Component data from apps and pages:
——

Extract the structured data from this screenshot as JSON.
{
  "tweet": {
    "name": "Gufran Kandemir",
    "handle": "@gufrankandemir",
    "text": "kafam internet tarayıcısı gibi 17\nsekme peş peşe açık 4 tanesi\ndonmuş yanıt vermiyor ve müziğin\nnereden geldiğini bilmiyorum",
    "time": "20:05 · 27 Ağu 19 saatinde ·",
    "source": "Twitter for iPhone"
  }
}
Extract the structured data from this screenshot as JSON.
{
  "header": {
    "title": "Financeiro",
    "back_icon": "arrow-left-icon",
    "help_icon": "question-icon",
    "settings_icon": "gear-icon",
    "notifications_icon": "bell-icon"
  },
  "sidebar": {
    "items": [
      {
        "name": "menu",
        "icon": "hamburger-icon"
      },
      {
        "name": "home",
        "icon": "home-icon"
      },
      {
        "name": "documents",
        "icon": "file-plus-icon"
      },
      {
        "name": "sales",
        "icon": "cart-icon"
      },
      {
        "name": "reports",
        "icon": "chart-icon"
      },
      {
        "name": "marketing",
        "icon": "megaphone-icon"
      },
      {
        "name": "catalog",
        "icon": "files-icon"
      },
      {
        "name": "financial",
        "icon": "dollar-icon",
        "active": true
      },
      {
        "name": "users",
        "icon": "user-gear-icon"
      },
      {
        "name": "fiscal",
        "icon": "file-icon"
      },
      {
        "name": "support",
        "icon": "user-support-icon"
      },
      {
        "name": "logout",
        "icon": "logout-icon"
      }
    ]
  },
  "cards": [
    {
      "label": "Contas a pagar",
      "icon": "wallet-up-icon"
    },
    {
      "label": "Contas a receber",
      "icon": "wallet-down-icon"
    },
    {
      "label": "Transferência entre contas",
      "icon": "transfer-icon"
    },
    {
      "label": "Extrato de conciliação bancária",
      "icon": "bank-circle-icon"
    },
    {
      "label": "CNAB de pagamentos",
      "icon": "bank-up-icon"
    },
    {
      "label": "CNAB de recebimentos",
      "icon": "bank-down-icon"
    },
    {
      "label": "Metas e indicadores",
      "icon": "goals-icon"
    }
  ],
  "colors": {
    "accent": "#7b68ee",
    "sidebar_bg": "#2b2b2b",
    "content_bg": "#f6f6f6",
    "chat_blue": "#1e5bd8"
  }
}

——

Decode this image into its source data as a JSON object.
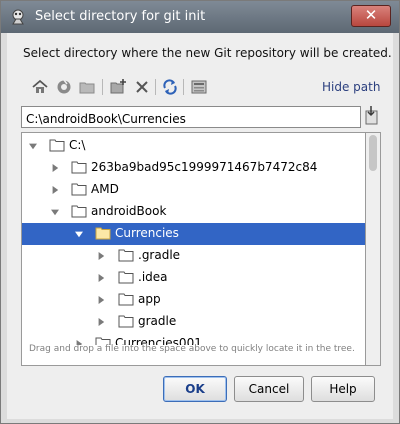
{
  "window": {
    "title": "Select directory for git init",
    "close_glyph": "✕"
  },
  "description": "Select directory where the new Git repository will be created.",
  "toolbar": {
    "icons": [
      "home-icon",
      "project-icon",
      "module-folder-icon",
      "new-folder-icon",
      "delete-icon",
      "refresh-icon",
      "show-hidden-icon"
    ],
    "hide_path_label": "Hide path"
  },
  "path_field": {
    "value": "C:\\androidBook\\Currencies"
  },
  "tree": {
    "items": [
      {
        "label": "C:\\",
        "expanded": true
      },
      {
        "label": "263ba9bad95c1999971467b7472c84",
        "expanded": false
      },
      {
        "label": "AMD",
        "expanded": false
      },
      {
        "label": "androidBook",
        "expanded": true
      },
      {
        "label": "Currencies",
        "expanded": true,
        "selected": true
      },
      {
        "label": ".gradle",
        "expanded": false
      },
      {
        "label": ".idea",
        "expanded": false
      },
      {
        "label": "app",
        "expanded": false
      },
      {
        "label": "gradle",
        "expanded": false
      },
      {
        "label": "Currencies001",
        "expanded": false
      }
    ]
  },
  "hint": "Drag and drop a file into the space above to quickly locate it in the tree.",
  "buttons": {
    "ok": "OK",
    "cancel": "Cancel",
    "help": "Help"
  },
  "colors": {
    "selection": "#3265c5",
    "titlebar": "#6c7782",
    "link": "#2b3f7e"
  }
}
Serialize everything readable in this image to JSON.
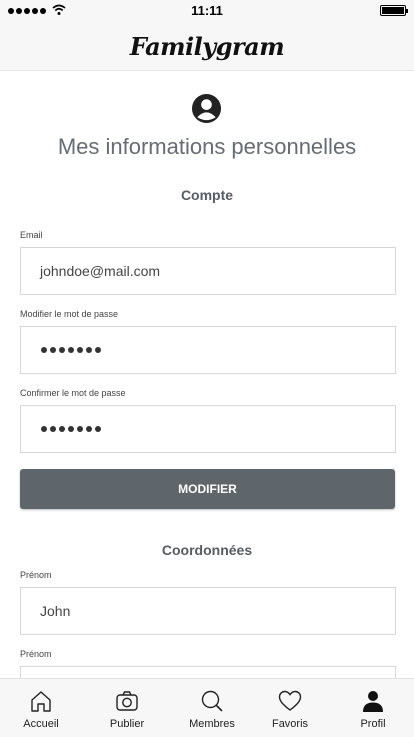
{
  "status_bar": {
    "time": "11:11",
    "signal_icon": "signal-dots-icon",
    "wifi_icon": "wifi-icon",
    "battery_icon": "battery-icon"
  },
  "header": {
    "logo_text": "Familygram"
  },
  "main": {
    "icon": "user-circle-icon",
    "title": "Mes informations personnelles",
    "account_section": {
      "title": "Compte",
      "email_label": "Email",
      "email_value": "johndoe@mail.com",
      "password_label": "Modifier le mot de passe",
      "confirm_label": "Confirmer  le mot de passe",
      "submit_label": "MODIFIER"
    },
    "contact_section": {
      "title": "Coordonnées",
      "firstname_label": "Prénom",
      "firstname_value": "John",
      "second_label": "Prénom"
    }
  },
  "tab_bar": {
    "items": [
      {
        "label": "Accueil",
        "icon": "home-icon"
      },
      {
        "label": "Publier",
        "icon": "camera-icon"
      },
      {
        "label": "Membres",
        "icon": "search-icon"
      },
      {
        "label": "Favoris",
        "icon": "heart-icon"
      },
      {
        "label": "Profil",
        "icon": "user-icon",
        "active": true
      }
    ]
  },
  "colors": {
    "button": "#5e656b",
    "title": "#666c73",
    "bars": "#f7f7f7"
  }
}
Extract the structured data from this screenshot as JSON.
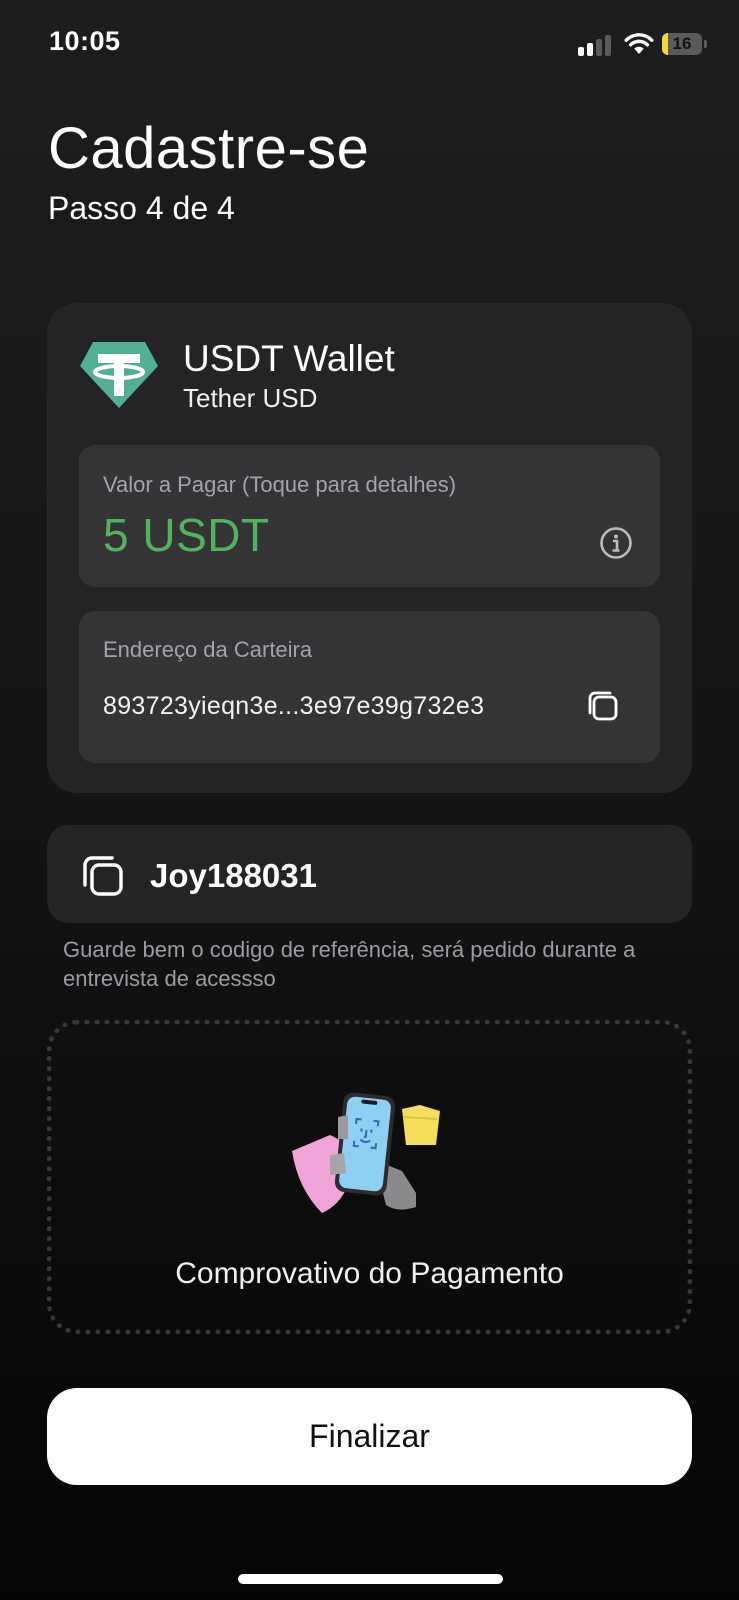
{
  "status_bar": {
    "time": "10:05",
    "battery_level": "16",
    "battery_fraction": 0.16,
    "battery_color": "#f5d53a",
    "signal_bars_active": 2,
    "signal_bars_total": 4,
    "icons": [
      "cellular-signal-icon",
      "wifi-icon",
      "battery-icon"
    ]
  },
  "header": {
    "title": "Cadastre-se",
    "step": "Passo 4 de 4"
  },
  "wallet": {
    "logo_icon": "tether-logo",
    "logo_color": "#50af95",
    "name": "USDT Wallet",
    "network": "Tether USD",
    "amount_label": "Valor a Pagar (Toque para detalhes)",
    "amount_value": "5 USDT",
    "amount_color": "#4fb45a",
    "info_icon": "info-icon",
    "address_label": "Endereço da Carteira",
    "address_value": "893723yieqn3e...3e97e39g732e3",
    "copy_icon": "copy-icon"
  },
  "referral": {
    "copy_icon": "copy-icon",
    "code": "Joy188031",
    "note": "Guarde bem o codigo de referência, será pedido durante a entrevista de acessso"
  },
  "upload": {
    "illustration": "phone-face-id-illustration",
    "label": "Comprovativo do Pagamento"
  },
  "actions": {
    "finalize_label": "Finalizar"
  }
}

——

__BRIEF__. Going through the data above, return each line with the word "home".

__WORKED SOLUTION__.
        "name": "home",
        "icon": "home-icon"
      "home-icon",
        "icon": "home-icon"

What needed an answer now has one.